Amine Laouar: 38-year term for student behind ‘random’ stabbing spree murder

·4-min read
Amine Laouar (PA)
Amine Laouar (PA)

A student has been jailed for at least 38 years for killing one man and injuring two others in a spree of “inexplicable” random knife attacks.

Amine Laouar, 21, who did not know any of his victims, murdered delivery driver Leon Street in Neasden, north London, minutes after he stabbed 47-year-old Mirvais Khan.

Six days later he attacked Mitul Karaniya, 32, at the same location.

Mr Street, 48, managed to get to his home on Neasden Road North but paramedics could not save him last January.

Sentencing, Judge Martin Picton said the academically successful defendant’s crimes were “as inexplicable as they were terrible” and had caused irreversible suffering.

He told Laouar: “Your attack on Mr Street was brutal and remorseless. The dashcam footage that emerged part-way through this trial leaves no doubt as to your murderous intent.

“Even a passing motorist sounding their horn could not distract you from the act of repeatedly stabbing your victim.”

The Old Bailey heard Laouar set upon Mr Street, who had left home to go to the shops at about 9.30pm.

He stabbed him repeatedly, first as he was standing and then after he fell to the ground.

Mr Street, who had a partner and children, suffered five stab wounds to his chest, as well as injuries to his hands and one leg but still managed to get home.

Delivery driver Leon Street was stabbed to death in Neasden, north-west London (Metropolitan Police/PA) (PA)
Delivery driver Leon Street was stabbed to death in Neasden, north-west London (Metropolitan Police/PA) (PA)

Emergency services were alerted and paramedics tried to save his life, but he was pronounced dead an hour later.

Mr Street had previously survived a heart attack and worked as a delivery driver until his van was stolen two-and-a-half weeks before his murder.

Minutes before the attack on Mr Street, and just 150 metres away, Mr Khan was targeted as he walked along Neasden Lane North on his way to do some shopping, jurors heard.

The defendant ran up behind him and stabbed him once in the back, penetrating his lung.

Mr Khan was “very fortunate” to have survived, jurors were told.

The third stabbing was carried out six days later, on the morning of Sunday January 17 last year.

Mr Karaniya had gone out to buy breakfast and was passing the exact spot where Mr Khan was attacked.

He was also caught unawares, with his attacker running up and stabbing him in the back, the court heard.

Mr Karaniya suffered broken ribs and punctured lungs and was “very lucky” to survive, the court was told.

Prosecutor Bill Emlyn Jones QC had told the court: “In each case, the victim appears to have been chosen completely at random.

“The victims did not know each other, and they were not connected to each other in any way.

“The only thing they appear to have had in common is that they happened to be walking along the same stretch of Neasden Lane North at the time when they were attacked.

“None of them knew their attacker.
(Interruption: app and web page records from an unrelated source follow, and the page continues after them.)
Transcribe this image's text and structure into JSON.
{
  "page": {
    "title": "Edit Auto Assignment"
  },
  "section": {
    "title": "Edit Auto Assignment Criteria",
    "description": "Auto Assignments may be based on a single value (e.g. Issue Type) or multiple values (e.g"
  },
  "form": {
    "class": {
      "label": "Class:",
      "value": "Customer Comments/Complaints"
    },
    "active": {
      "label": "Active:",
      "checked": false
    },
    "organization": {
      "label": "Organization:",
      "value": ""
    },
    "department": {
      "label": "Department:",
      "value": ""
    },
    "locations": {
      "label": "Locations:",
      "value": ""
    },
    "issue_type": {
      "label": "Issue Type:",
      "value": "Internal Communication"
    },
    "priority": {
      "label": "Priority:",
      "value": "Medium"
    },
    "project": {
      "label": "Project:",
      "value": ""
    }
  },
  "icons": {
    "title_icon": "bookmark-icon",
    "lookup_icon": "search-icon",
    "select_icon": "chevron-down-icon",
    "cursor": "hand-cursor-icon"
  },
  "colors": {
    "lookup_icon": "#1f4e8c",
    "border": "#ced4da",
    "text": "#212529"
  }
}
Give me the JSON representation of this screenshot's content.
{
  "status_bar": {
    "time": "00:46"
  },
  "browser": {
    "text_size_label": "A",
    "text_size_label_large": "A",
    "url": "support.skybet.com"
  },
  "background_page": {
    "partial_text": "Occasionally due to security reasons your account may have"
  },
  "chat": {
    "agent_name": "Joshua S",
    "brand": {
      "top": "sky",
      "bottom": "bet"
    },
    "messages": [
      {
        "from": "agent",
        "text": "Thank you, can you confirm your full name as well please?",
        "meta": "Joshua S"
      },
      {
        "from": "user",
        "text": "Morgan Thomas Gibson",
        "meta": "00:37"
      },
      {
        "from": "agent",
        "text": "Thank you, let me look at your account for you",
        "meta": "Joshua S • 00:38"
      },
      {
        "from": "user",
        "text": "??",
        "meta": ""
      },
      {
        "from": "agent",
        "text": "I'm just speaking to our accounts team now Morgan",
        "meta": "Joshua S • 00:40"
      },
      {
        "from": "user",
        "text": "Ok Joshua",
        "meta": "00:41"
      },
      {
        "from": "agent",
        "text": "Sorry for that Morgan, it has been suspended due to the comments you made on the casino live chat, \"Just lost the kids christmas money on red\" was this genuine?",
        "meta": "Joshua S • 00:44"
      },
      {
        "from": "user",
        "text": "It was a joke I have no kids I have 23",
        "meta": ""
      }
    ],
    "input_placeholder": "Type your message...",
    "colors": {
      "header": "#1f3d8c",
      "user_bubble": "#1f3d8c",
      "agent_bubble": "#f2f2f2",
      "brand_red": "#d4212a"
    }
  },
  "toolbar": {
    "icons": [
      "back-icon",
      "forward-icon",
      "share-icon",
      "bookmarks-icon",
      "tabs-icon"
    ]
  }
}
None of them had done anything which might explain what happened to them.”

Laouar, who lived in nearby Press Road, was identified as the attacker by DNA evidence.

Two knives were found at the scene of the first two stabbings, each with a victim’s DNA on the blade, it was claimed.
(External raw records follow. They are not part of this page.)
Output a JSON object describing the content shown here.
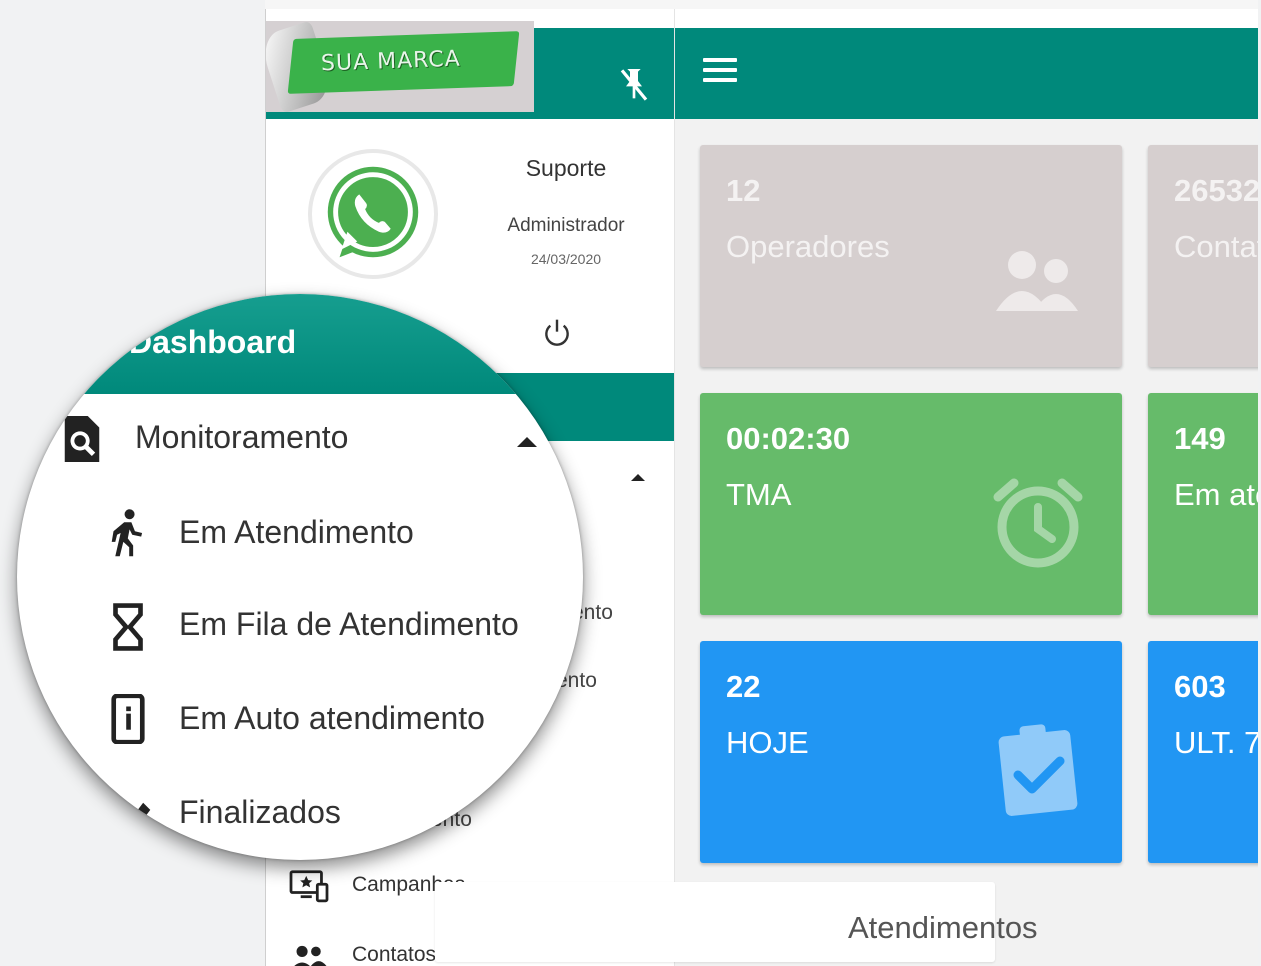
{
  "brand": {
    "logo_text": "SUA MARCA"
  },
  "user": {
    "name": "Suporte",
    "role": "Administrador",
    "date": "24/03/2020"
  },
  "sidebar": {
    "fragments": [
      "ento",
      "ento",
      "ento"
    ],
    "items": [
      {
        "label": "Campanhas",
        "icon": "campaign-monitor-icon",
        "expandable": true
      },
      {
        "label": "Contatos",
        "icon": "contacts-icon",
        "expandable": false
      }
    ]
  },
  "zoom": {
    "dashboard_label": "Dashboard",
    "section_label": "Monitoramento",
    "items": [
      {
        "label": "Em Atendimento",
        "icon": "running-person-icon"
      },
      {
        "label": "Em Fila de Atendimento",
        "icon": "hourglass-icon"
      },
      {
        "label": "Em Auto atendimento",
        "icon": "phone-info-icon"
      },
      {
        "label": "Finalizados",
        "icon": "pen-icon"
      }
    ]
  },
  "cards": [
    {
      "value": "12",
      "label": "Operadores",
      "color": "#d6cfcf",
      "icon": "people-icon"
    },
    {
      "value": "26532",
      "label": "Contatos",
      "color": "#d6cfcf",
      "icon": ""
    },
    {
      "value": "00:02:30",
      "label": "TMA",
      "color": "#66bb6a",
      "icon": "alarm-clock-icon"
    },
    {
      "value": "149",
      "label": "Em atendimento",
      "color": "#66bb6a",
      "icon": ""
    },
    {
      "value": "22",
      "label": "HOJE",
      "color": "#2196f3",
      "icon": "clipboard-check-icon"
    },
    {
      "value": "603",
      "label": "ULT. 7",
      "color": "#2196f3",
      "icon": ""
    }
  ],
  "bottom_panel": {
    "title": "Atendimentos"
  },
  "colors": {
    "primary": "#00897b",
    "grey_card": "#d6cfcf",
    "green_card": "#66bb6a",
    "blue_card": "#2196f3"
  }
}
Forensics on the handles pointed to the defendant, jurors were told.

The knife used in the attack on Mr Karaniya was found in the wardrobe of the defendant’s bedroom.

A black jacket was also recovered from the wardrobe.

Blood on the right sleeve was matched to Mr Karaniya and Mr Street’s DNA was found on the inside.

Mr Emlyn Jones added that CCTV did not clearly identify the perpetrator of the two non-fatal attacks and there was no footage of the killing.

Laouar denied murdering Mr Street, wounding Mr Khan with intent and the attempted murder of Mr Karaniya.

Giving evidence, he claimed he had been framed by the real killer and the prosecution had the wrong man.

The jury deliberated for an hour and 15 minutes to reject his version of events and find him guilty of all the charges.

In a statement read to the court during sentencing, Mr Street’s fiancée Natasha Anodin described him as her “soul mate” as well as “a doting father and a loving brother and son”.

Her statement said: “After so many years together, we got engaged on Christmas Day in 2019 and planned to get married in July 2022, but instead of being at our wedding, I have had to sit through his murder trial.

“The harrowing images of that night are burnt into my mind and I am haunted by them every day.

“I have so many unanswered questions that I realise I will never get answers to, although I know these answers will not bring Leon back.”

His daughter Rian Anderson added: “My dad was always there for me and my brother throughout our childhood. I remember him teaching my brother to ride motorbikes and when he bought me a huge trampoline to help with my gymnastics.

“I also remember the times he would pick us up from school in his van playing loud Abba music to embarrass us. I will cherish those moments forever.

“This has altered our lives in so many ways. The pain of losing him will never be mended and I will continue to miss him every single day.”